Then, when the Biker physically attacks Dennis, the shaky cam and rapid fire editing starts. Why, oh why, did Witherspoon have to do that? If you read this blog, you know how much I abhor shaky cam and rapid fire editing during action sequences. It mars an otherwise gorgeous movie. The idea behind this technique is that it’s supposed to add intensity to a violent scene. It actually does quite the opposite, lessening its impact. Remember when I said that I liked the way that the violence is less important than its mental effect on the characters? Well, if the camera had been allowed to gaze at the violence in the same way that it pores over the rest of the movie, the flick could have had its cake and ate it too. Had the violence been allowed to shine AND been coupled with the focus on its emotional toll, it would have been amazing! Next to the camera mastery of the rest of the film, however, the style used to shoot these scenes really stood out like a sore thumb and took me out of the movie. The same goes for some of the digital manipulation of the film, such as when the screen dissolves into black and white for flashbacks, or the annoying “jump cuts of basically the same shot” thing everyone does these days. Witherspoon’s shots are more than strong enough to speak for themselves without employing these “cheat” tactics. I think he should have had more confidence in the action itself and not felt the need to use techniques that are usually used to hide deficiencies, because that weren’t there to hide in the first place.
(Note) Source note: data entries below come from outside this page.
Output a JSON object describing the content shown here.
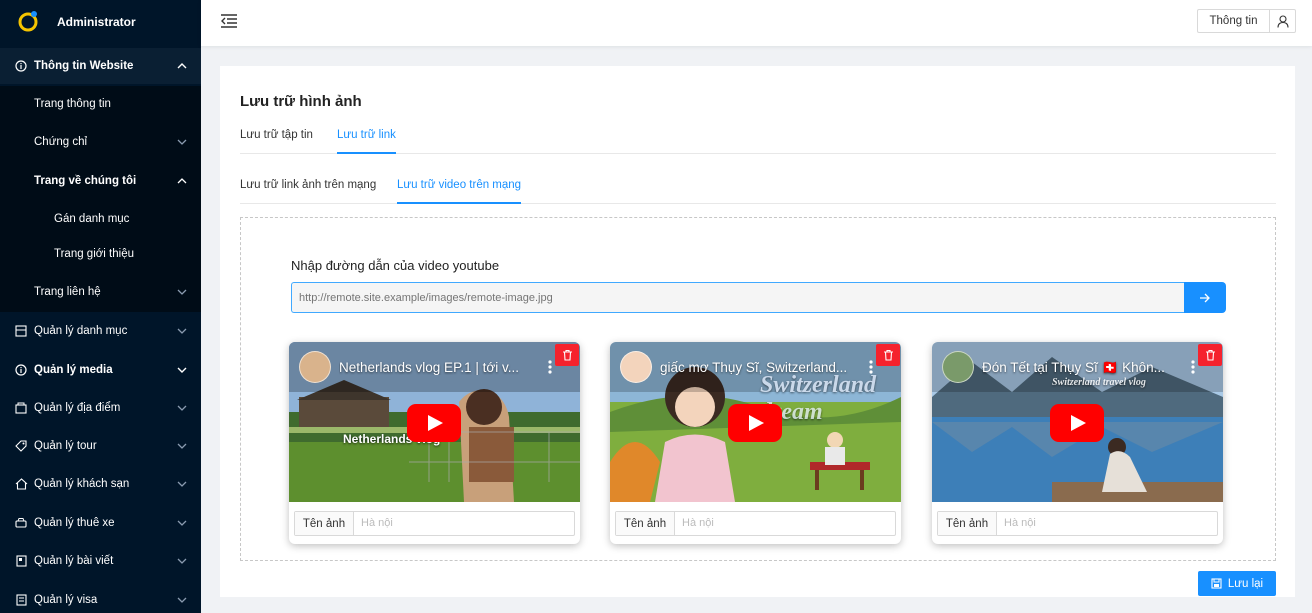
{
  "sidebar": {
    "brand": "Administrator",
    "items": [
      {
        "label": "Thông tin Website",
        "icon": "info-icon",
        "arrow": "up"
      },
      {
        "label": "Quản lý danh mục",
        "icon": "list-icon",
        "arrow": "down"
      },
      {
        "label": "Quản lý media",
        "icon": "info-icon",
        "arrow": "down"
      },
      {
        "label": "Quản lý địa điểm",
        "icon": "map-pin-icon",
        "arrow": "down"
      },
      {
        "label": "Quản lý tour",
        "icon": "tag-icon",
        "arrow": "down"
      },
      {
        "label": "Quản lý khách sạn",
        "icon": "home-icon",
        "arrow": "down"
      },
      {
        "label": "Quản lý thuê xe",
        "icon": "car-icon",
        "arrow": "down"
      },
      {
        "label": "Quản lý bài viết",
        "icon": "file-icon",
        "arrow": "down"
      },
      {
        "label": "Quản lý visa",
        "icon": "document-icon",
        "arrow": "down"
      }
    ],
    "submenu": [
      {
        "label": "Trang thông tin"
      },
      {
        "label": "Chứng chỉ",
        "arrow": "down"
      },
      {
        "label": "Trang về chúng tôi",
        "arrow": "up"
      },
      {
        "label": "Gán danh mục"
      },
      {
        "label": "Trang giới thiệu"
      },
      {
        "label": "Trang liên hệ",
        "arrow": "down"
      }
    ]
  },
  "header": {
    "info_button": "Thông tin",
    "menu_toggle_icon": "menu-fold-icon",
    "user_icon": "user-icon"
  },
  "main": {
    "title": "Lưu trữ hình ảnh",
    "tabs": [
      {
        "label": "Lưu trữ tập tin",
        "active": false
      },
      {
        "label": "Lưu trữ link",
        "active": true
      }
    ],
    "subtabs": [
      {
        "label": "Lưu trữ link ảnh trên mạng",
        "active": false
      },
      {
        "label": "Lưu trữ video trên mạng",
        "active": true
      }
    ],
    "youtube_label": "Nhập đường dẫn của video youtube",
    "url_placeholder": "http://remote.site.example/images/remote-image.jpg",
    "videos": [
      {
        "title": "Netherlands vlog EP.1 | tới v...",
        "caption": "Netherlands vlog",
        "name_label": "Tên ảnh",
        "name_placeholder": "Hà nội"
      },
      {
        "title": "giấc mơ Thụy Sĩ, Switzerland...",
        "caption": "Switzerland dream",
        "name_label": "Tên ảnh",
        "name_placeholder": "Hà nội"
      },
      {
        "title": "Đón Tết tại Thụy Sĩ 🇨🇭 Khôn...",
        "caption": "Switzerland travel vlog",
        "name_label": "Tên ảnh",
        "name_placeholder": "Hà nội"
      }
    ],
    "save_label": "Lưu lại"
  },
  "colors": {
    "sidebar_bg": "#001529",
    "accent": "#1890ff",
    "danger": "#f5222d",
    "youtube_red": "#ff0000"
  }
}
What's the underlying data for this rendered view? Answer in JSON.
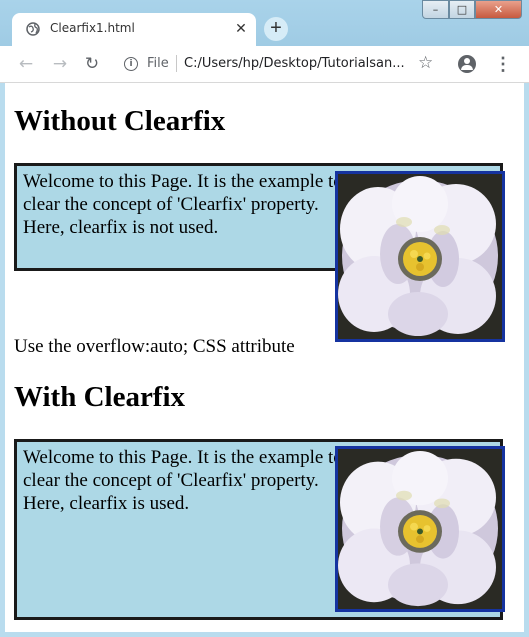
{
  "browser": {
    "tab_title": "Clearfix1.html",
    "tab_close": "✕",
    "new_tab": "+",
    "window_controls": {
      "minimize": "–",
      "maximize": "□",
      "close": "✕"
    },
    "nav": {
      "back": "←",
      "forward": "→",
      "reload": "↻"
    },
    "security_label": "File",
    "url": "C:/Users/hp/Desktop/Tutorialsan...",
    "icons": [
      "globe-icon",
      "close-icon",
      "plus-icon",
      "back-icon",
      "forward-icon",
      "reload-icon",
      "info-icon",
      "star-icon",
      "profile-icon",
      "menu-icon"
    ]
  },
  "page": {
    "heading_without": "Without Clearfix",
    "text_without": "Welcome to this Page. It is the example to clear the concept of 'Clearfix' property. Here, clearfix is not used.",
    "note": "Use the overflow:auto; CSS attribute",
    "heading_with": "With Clearfix",
    "text_with": "Welcome to this Page. It is the example to clear the concept of 'Clearfix' property. Here, clearfix is used.",
    "box_color": "#add8e6",
    "image_border_color": "#1533a0"
  }
}
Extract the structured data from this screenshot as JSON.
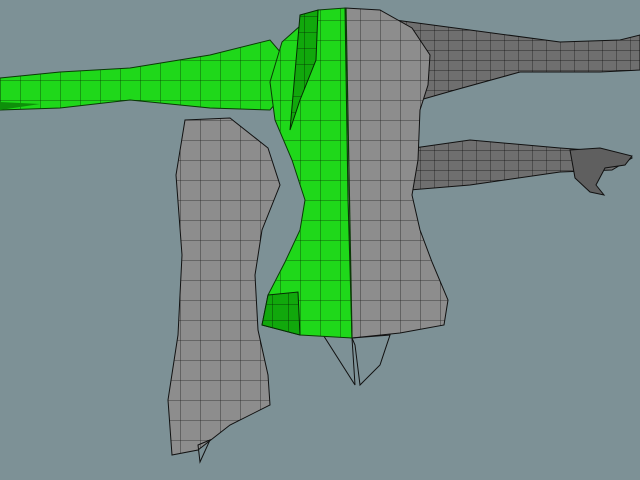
{
  "viewport": {
    "background": "#7d9196",
    "selection_color": "#22dd11",
    "mesh_color": "#8e8e8e",
    "wire_color": "#111111"
  },
  "model": {
    "parts": [
      "torso",
      "left-arm-raised",
      "right-arm-raised",
      "right-arm-lower",
      "left-arm-lower",
      "hand-right"
    ],
    "selected_region": "left-half-torso-and-arm"
  }
}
These few moments frustrated the hell out of me. I realize that these aren’t so much mistakes as artistic choices, but I feel that they are choices that hurt the film.Chris Witherspoon is definitely a name I’ll be watching out for in the future. Despite him embracing some abhorrent recent trends in horror film-making, he’s got a lot of skill, real talent, and I’m excited to see what he comes up with in the future. I really liked Rage. It was one of those “slow burn to an intense climax” films, which are sadly becoming a lost art. Honestly, I’m surprised this flick isn’t better known than it is. It definitely deserves wider recognition. Rage looks great, has a simple but classic story, features great acting, and holds its suspense commendably. Plus, it’s got chainsaw murders. How can you not love a flick with chainsaw murders? One and a half severed thumbs up. Nathan says check it out.